If you have a building project, new construction, or event that may have an impact on traffic flow, it is essential to seek guidance from a traffic management planner. Regardless of the length of time that traffic may be affected, it is an important aspect of workplace safety to ensure any risk is managed appropriately. Event organisers need to be even more aware of the risks involved and plan accordingly. When vehicles or heavy machinery are moving around, reversing, loading, and unloading at a site, there are dangers to workers, participants, patrons, and volunteers. Speaking with an expert Sydney Traffic Engineer, like those at TTPA, can provide you with insights on how best to mitigate those risks. There are three stages to any event. The ‘bump in’ is the set-up phase, where unloading equipment and goods occur, and setting up amusement devices or temporary buildings. Restricting public access to the area during bump in wherever possible is one way to reduce the risk to general pedestrians. There are the parking areas to consider, how best to conduct business safely, and the walkways and passages between the locations. Finally, there is the ‘bump out’ or the pack up phase. This is one of the highest risk times, as you often have visitors still wandering around while the packing up is occurring. You may have vehicles moving in to collect goods and equipment. A person conducting a business endeavor must consult, cooperate, and coordinate activities, as well as ensuring the information, training, instructions, and supervision are provided to protect people from risks. Ensuring you have a traffic management plan in place will help detail how those risks will be managed and minimised.
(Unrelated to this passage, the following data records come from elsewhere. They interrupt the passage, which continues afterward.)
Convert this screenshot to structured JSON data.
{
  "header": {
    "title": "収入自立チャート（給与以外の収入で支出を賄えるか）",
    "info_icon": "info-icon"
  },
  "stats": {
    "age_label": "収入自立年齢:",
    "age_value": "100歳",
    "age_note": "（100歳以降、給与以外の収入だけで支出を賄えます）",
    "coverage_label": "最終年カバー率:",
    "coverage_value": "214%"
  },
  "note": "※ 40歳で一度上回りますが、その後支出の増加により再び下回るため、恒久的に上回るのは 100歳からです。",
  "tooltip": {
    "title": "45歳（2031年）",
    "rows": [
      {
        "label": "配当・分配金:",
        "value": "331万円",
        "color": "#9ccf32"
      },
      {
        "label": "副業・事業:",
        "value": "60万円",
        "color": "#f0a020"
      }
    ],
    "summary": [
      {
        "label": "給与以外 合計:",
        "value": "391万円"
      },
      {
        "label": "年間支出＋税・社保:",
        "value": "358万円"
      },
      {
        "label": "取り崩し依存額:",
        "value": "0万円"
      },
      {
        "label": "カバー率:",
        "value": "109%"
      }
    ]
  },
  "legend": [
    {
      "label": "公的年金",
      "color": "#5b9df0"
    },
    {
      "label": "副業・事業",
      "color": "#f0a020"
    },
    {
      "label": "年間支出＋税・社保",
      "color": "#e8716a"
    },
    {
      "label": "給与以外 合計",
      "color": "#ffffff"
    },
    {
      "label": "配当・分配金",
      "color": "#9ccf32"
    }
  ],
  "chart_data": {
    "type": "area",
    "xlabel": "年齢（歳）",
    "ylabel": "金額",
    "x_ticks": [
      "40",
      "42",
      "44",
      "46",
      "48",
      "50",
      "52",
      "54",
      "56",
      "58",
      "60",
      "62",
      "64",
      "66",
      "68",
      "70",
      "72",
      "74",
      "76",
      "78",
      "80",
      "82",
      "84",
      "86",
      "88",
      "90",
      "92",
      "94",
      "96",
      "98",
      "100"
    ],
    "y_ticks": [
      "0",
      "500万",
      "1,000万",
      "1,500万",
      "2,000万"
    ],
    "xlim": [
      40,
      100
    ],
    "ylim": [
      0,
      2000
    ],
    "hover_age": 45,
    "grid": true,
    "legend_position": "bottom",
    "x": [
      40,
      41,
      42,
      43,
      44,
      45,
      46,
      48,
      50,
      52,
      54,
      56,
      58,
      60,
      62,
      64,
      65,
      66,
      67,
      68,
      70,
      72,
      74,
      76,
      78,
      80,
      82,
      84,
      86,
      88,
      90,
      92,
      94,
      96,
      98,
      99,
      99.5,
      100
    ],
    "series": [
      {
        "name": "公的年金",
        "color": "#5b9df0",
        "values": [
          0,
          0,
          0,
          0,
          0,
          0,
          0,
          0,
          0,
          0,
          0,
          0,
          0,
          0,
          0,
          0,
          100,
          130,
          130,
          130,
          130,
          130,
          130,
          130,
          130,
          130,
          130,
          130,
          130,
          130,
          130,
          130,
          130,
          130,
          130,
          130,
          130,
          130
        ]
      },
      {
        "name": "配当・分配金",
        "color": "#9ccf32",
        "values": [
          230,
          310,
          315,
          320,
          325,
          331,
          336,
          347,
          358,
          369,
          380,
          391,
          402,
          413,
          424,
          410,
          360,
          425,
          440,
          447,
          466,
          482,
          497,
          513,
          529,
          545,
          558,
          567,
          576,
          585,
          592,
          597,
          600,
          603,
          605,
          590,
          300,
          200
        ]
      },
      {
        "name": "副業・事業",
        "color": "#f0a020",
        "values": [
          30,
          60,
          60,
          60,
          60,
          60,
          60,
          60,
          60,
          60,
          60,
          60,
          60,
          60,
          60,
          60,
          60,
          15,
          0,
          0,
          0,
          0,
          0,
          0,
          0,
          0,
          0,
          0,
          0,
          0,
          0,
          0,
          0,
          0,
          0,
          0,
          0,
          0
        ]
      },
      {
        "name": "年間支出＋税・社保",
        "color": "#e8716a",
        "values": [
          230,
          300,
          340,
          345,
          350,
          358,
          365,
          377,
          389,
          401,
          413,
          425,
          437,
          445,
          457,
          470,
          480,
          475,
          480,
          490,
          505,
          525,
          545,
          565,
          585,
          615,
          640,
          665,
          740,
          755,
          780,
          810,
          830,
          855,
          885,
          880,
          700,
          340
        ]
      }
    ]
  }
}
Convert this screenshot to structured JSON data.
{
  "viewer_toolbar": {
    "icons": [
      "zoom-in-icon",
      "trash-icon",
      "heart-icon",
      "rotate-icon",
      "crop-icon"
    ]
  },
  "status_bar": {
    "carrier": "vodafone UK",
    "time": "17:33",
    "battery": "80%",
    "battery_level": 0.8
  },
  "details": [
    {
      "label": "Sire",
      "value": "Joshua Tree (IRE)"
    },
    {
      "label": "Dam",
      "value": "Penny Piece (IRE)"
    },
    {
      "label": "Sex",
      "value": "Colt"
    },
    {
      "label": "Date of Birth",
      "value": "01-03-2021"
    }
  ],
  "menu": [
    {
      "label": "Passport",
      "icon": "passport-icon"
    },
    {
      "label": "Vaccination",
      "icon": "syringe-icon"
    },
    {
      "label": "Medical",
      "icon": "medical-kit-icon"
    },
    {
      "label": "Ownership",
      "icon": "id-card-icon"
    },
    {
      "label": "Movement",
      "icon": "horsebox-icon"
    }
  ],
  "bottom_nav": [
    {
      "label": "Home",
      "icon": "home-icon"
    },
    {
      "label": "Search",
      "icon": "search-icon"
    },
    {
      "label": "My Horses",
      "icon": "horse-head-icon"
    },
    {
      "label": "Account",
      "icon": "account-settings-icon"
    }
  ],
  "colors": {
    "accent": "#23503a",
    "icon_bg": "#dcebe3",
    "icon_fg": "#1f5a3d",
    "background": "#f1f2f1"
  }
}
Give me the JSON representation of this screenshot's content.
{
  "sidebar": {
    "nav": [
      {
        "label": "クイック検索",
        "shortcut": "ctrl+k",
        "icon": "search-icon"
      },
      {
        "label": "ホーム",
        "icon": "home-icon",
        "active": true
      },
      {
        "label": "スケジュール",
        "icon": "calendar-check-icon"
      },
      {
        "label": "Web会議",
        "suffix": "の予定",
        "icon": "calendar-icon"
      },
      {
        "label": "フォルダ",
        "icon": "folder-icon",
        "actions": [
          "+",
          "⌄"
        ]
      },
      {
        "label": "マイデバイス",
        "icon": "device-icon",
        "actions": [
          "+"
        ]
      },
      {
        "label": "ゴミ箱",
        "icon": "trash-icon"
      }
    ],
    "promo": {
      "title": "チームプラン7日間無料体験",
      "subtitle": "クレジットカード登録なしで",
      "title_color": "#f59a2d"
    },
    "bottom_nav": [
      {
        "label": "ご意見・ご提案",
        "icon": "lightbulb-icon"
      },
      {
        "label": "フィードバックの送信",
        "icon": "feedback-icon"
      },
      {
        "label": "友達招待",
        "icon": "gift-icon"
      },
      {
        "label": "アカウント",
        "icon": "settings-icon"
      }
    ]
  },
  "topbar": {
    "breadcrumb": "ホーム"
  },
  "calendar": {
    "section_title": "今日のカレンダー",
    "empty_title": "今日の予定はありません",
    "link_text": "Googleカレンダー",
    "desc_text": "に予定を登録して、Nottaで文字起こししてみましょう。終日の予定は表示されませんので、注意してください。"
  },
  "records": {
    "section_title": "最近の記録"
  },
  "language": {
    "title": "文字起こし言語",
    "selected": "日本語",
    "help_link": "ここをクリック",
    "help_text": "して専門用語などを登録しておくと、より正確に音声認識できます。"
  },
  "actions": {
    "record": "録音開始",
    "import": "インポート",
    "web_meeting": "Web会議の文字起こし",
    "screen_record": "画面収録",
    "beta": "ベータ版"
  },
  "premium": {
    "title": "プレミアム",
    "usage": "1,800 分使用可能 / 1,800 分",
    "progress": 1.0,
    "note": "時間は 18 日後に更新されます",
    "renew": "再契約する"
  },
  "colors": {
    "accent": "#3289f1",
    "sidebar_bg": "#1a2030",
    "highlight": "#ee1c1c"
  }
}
Considerations For Your Event
As one of the top companies with experienced Traffic Engineers in Sydney, TTPA will make a plan for all aspects of traffic management. Traffic routes include both vehicle routes and pedestrian routes, and it is crucial to keep these separate from each other. If possible, vehicle routes should be one-way, with enough space for passing by stationary vehicles, wide enough for emergency vehicle access, and designed to ensure visibility at all intersections. Signs must be in place to indicate parking areas, restricted areas, speed limits, and any other route hazards. If your event requires drop off areas, they must be identifiable, with sufficient waiting space and facilities for disabled patrons. Loading areas should be designed to allow clear sight of other users. The risks can be reduced by minimizing the need for reversing where there may be potential for other vehicles and pedestrians to interact. Walkways and crossings must be marked to prevent pedestrian accidents. You could consider using barriers, railings, or bollards, or installing gates that open towards the pedestrian. These methods create a pause in movement, allowing time for the pedestrian to focus on vehicle movements safely. If full separation between vehicles and pedestrians is not possible, traffic routes should be wide enough for cars to pass pedestrians. If vehicle routes need to be crossed, you could consider overhead walkways, gated entrances, traffic light systems, or hiring a traffic controller. Making use of visible ground markers, lights, or signs, and ensuring both pedestrians and vehicles can easily see each other will reduce the risks. A Sydney Traffic Engineer like ours at TTPA will make a management plan for this.
Traffic Management Plans
It is vital to have a plan in place to document and explain how risks will be managed at your event. An event summary, contact details for the key personnel, a traffic control plan for any effects on the overall flow of traffic, and approvals from police and road authorities for the event and any road closures are required. Your Sydney Traffic Engineer will document the control measures by including drawings of the layouts of barriers, walkways, and signs to warn and guide traffic around, past, or within an event site. It will detail travel paths for vehicles, including entrances and exits. The responsibilities of any people expected to interact with vehicle movements, and official traffic controllers, including communication in case of an emergency, are also detailed. If this all seems overwhelming, why not book in a consultation with TTPA, your Sydney Traffic Engineer specialists to discuss the traffic management requirements for your event?